*** RECORDS SHOWN ***
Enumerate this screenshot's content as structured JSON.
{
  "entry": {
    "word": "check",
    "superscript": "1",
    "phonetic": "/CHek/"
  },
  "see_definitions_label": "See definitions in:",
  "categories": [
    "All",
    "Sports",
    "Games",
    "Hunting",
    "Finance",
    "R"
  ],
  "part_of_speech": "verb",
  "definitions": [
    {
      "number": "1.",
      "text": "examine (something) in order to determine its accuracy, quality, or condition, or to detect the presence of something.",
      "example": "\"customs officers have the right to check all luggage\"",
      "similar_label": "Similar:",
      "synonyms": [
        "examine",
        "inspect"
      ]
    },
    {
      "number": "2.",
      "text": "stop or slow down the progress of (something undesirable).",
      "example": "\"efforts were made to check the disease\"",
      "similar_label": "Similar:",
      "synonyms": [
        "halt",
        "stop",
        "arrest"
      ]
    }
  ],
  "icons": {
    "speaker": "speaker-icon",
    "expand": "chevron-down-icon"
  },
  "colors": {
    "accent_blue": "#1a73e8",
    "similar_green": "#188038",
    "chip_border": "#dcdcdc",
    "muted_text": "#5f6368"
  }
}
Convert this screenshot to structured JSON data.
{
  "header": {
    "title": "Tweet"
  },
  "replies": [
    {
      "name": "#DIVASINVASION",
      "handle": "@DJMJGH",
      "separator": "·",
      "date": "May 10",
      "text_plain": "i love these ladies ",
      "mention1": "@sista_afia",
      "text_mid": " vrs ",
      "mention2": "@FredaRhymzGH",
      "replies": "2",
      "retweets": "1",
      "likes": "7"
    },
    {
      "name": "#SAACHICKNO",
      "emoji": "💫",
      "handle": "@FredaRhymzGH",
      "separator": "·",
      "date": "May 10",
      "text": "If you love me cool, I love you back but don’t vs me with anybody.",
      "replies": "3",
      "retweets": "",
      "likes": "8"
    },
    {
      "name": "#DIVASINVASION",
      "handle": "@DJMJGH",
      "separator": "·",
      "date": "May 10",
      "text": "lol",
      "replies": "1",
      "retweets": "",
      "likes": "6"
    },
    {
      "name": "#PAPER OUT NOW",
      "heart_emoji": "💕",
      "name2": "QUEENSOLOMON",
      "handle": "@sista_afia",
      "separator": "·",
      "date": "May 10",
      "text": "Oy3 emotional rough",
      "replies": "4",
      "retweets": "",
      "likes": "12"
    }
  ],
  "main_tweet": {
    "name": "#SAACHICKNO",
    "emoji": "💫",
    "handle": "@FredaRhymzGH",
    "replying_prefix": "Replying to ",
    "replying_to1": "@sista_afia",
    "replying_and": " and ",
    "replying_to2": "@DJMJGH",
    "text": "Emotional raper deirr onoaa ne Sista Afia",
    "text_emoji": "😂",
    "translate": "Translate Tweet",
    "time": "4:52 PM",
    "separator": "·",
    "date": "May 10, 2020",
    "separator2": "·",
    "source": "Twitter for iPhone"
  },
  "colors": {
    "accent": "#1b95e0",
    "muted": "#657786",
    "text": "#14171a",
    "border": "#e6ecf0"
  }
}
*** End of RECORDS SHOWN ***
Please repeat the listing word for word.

RESULT OF THIS EXERCISE:
Enumerate this screenshot's content as structured JSON.
{
  "entry": {
    "word": "check",
    "superscript": "1",
    "phonetic": "/CHek/"
  },
  "see_definitions_label": "See definitions in:",
  "categories": [
    "All",
    "Sports",
    "Games",
    "Hunting",
    "Finance",
    "R"
  ],
  "part_of_speech": "verb",
  "definitions": [
    {
      "number": "1.",
      "text": "examine (something) in order to determine its accuracy, quality, or condition, or to detect the presence of something.",
      "example": "\"customs officers have the right to check all luggage\"",
      "similar_label": "Similar:",
      "synonyms": [
        "examine",
        "inspect"
      ]
    },
    {
      "number": "2.",
      "text": "stop or slow down the progress of (something undesirable).",
      "example": "\"efforts were made to check the disease\"",
      "similar_label": "Similar:",
      "synonyms": [
        "halt",
        "stop",
        "arrest"
      ]
    }
  ],
  "icons": {
    "speaker": "speaker-icon",
    "expand": "chevron-down-icon"
  },
  "colors": {
    "accent_blue": "#1a73e8",
    "similar_green": "#188038",
    "chip_border": "#dcdcdc",
    "muted_text": "#5f6368"
  }
}
Convert this screenshot to structured JSON data.
{
  "header": {
    "title": "Tweet"
  },
  "replies": [
    {
      "name": "#DIVASINVASION",
      "handle": "@DJMJGH",
      "separator": "·",
      "date": "May 10",
      "text_plain": "i love these ladies ",
      "mention1": "@sista_afia",
      "text_mid": " vrs ",
      "mention2": "@FredaRhymzGH",
      "replies": "2",
      "retweets": "1",
      "likes": "7"
    },
    {
      "name": "#SAACHICKNO",
      "emoji": "💫",
      "handle": "@FredaRhymzGH",
      "separator": "·",
      "date": "May 10",
      "text": "If you love me cool, I love you back but don’t vs me with anybody.",
      "replies": "3",
      "retweets": "",
      "likes": "8"
    },
    {
      "name": "#DIVASINVASION",
      "handle": "@DJMJGH",
      "separator": "·",
      "date": "May 10",
      "text": "lol",
      "replies": "1",
      "retweets": "",
      "likes": "6"
    },
    {
      "name": "#PAPER OUT NOW",
      "heart_emoji": "💕",
      "name2": "QUEENSOLOMON",
      "handle": "@sista_afia",
      "separator": "·",
      "date": "May 10",
      "text": "Oy3 emotional rough",
      "replies": "4",
      "retweets": "",
      "likes": "12"
    }
  ],
  "main_tweet": {
    "name": "#SAACHICKNO",
    "emoji": "💫",
    "handle": "@FredaRhymzGH",
    "replying_prefix": "Replying to ",
    "replying_to1": "@sista_afia",
    "replying_and": " and ",
    "replying_to2": "@DJMJGH",
    "text": "Emotional raper deirr onoaa ne Sista Afia",
    "text_emoji": "😂",
    "translate": "Translate Tweet",
    "time": "4:52 PM",
    "separator": "·",
    "date": "May 10, 2020",
    "separator2": "·",
    "source": "Twitter for iPhone"
  },
  "colors": {
    "accent": "#1b95e0",
    "muted": "#657786",
    "text": "#14171a",
    "border": "#e6ecf0"
  }
}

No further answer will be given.